■ AIM OF THE TASK
Everything in the listing below must be set down again exactly, apart from the pictures.

╔══

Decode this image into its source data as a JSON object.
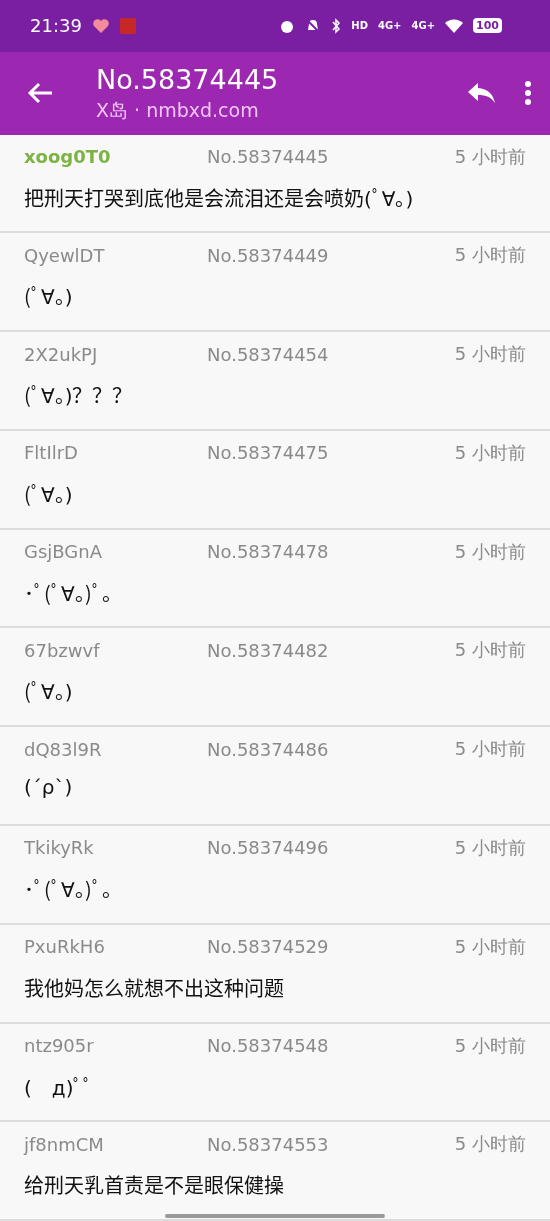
{
  "status_bar": {
    "time": "21:39",
    "hd": "HD",
    "networks": [
      "4G+",
      "4G+"
    ],
    "battery": "100"
  },
  "app_bar": {
    "title": "No.58374445",
    "subtitle": "X岛 · nmbxd.com"
  },
  "posts": [
    {
      "author": "xoog0T0",
      "op": true,
      "number": "No.58374445",
      "time": "5 小时前",
      "content": "把刑天打哭到底他是会流泪还是会喷奶(ﾟ∀。)"
    },
    {
      "author": "QyewlDT",
      "op": false,
      "number": "No.58374449",
      "time": "5 小时前",
      "content": "(ﾟ∀。)"
    },
    {
      "author": "2X2ukPJ",
      "op": false,
      "number": "No.58374454",
      "time": "5 小时前",
      "content": "(ﾟ∀。)？？？"
    },
    {
      "author": "FltIlrD",
      "op": false,
      "number": "No.58374475",
      "time": "5 小时前",
      "content": "(ﾟ∀。)"
    },
    {
      "author": "GsjBGnA",
      "op": false,
      "number": "No.58374478",
      "time": "5 小时前",
      "content": "･ﾟ(ﾟ∀。)ﾟ。"
    },
    {
      "author": "67bzwvf",
      "op": false,
      "number": "No.58374482",
      "time": "5 小时前",
      "content": "(ﾟ∀。)"
    },
    {
      "author": "dQ83l9R",
      "op": false,
      "number": "No.58374486",
      "time": "5 小时前",
      "content": "(´ρ`)"
    },
    {
      "author": "TkikyRk",
      "op": false,
      "number": "No.58374496",
      "time": "5 小时前",
      "content": "･ﾟ(ﾟ∀。)ﾟ。"
    },
    {
      "author": "PxuRkH6",
      "op": false,
      "number": "No.58374529",
      "time": "5 小时前",
      "content": "我他妈怎么就想不出这种问题"
    },
    {
      "author": "ntz905r",
      "op": false,
      "number": "No.58374548",
      "time": "5 小时前",
      "content": "(　д)ﾟﾟ"
    },
    {
      "author": "jf8nmCM",
      "op": false,
      "number": "No.58374553",
      "time": "5 小时前",
      "content": "给刑天乳首责是不是眼保健操"
    }
  ]
}
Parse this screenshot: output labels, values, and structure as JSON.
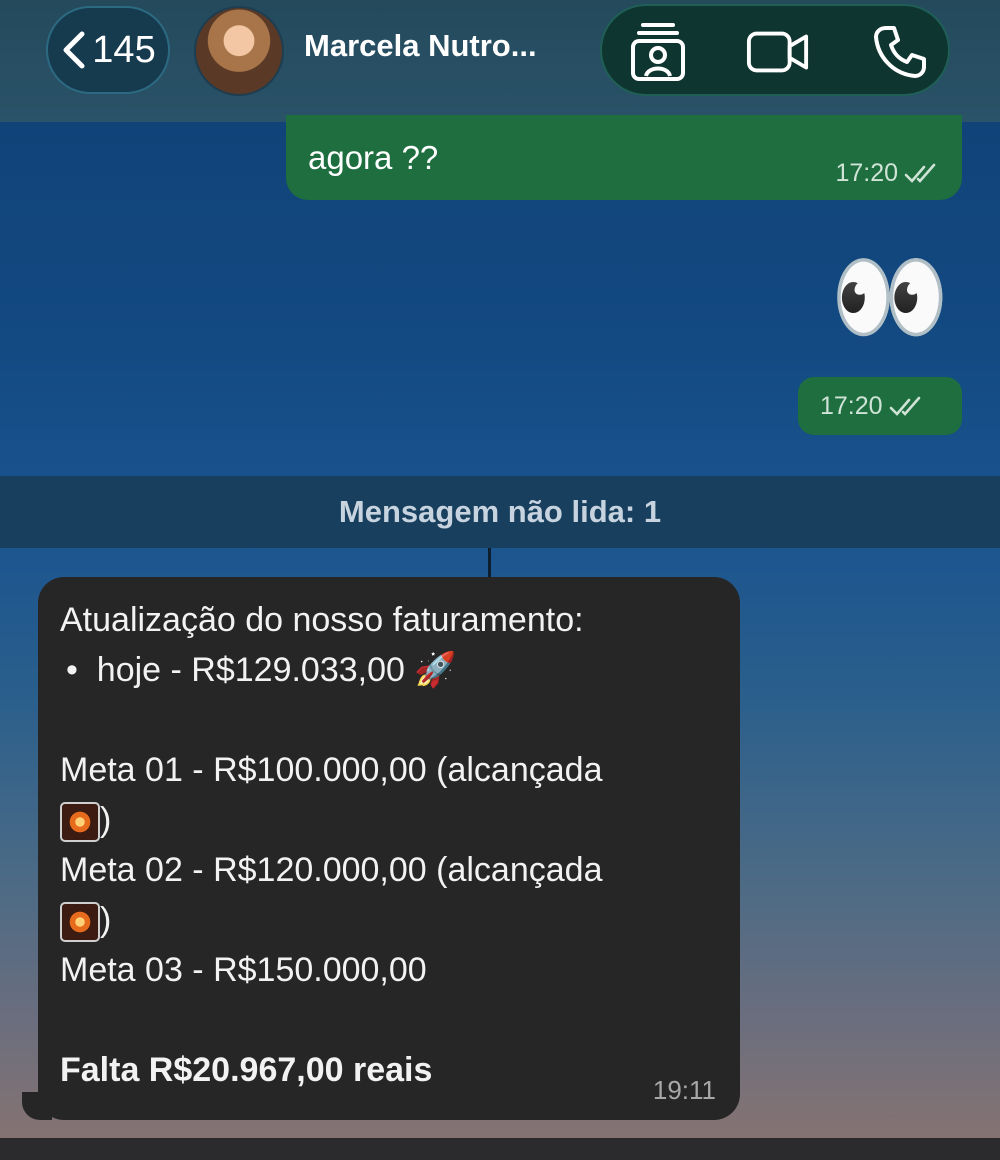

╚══

■ SOLUTION FOR THIS TASK
Decode this image into its source data as a JSON object.
{
  "status_bar": {
    "time": "21:39",
    "hd": "HD",
    "networks": [
      "4G+",
      "4G+"
    ],
    "battery": "100"
  },
  "app_bar": {
    "title": "No.58374445",
    "subtitle": "X岛 · nmbxd.com"
  },
  "posts": [
    {
      "author": "xoog0T0",
      "op": true,
      "number": "No.58374445",
      "time": "5 小时前",
      "content": "把刑天打哭到底他是会流泪还是会喷奶(ﾟ∀。)"
    },
    {
      "author": "QyewlDT",
      "op": false,
      "number": "No.58374449",
      "time": "5 小时前",
      "content": "(ﾟ∀。)"
    },
    {
      "author": "2X2ukPJ",
      "op": false,
      "number": "No.58374454",
      "time": "5 小时前",
      "content": "(ﾟ∀。)？？？"
    },
    {
      "author": "FltIlrD",
      "op": false,
      "number": "No.58374475",
      "time": "5 小时前",
      "content": "(ﾟ∀。)"
    },
    {
      "author": "GsjBGnA",
      "op": false,
      "number": "No.58374478",
      "time": "5 小时前",
      "content": "･ﾟ(ﾟ∀。)ﾟ。"
    },
    {
      "author": "67bzwvf",
      "op": false,
      "number": "No.58374482",
      "time": "5 小时前",
      "content": "(ﾟ∀。)"
    },
    {
      "author": "dQ83l9R",
      "op": false,
      "number": "No.58374486",
      "time": "5 小时前",
      "content": "(´ρ`)"
    },
    {
      "author": "TkikyRk",
      "op": false,
      "number": "No.58374496",
      "time": "5 小时前",
      "content": "･ﾟ(ﾟ∀。)ﾟ。"
    },
    {
      "author": "PxuRkH6",
      "op": false,
      "number": "No.58374529",
      "time": "5 小时前",
      "content": "我他妈怎么就想不出这种问题"
    },
    {
      "author": "ntz905r",
      "op": false,
      "number": "No.58374548",
      "time": "5 小时前",
      "content": "(　д)ﾟﾟ"
    },
    {
      "author": "jf8nmCM",
      "op": false,
      "number": "No.58374553",
      "time": "5 小时前",
      "content": "给刑天乳首责是不是眼保健操"
    }
  ]
}
Parse this screenshot: output labels, values, and structure as JSON.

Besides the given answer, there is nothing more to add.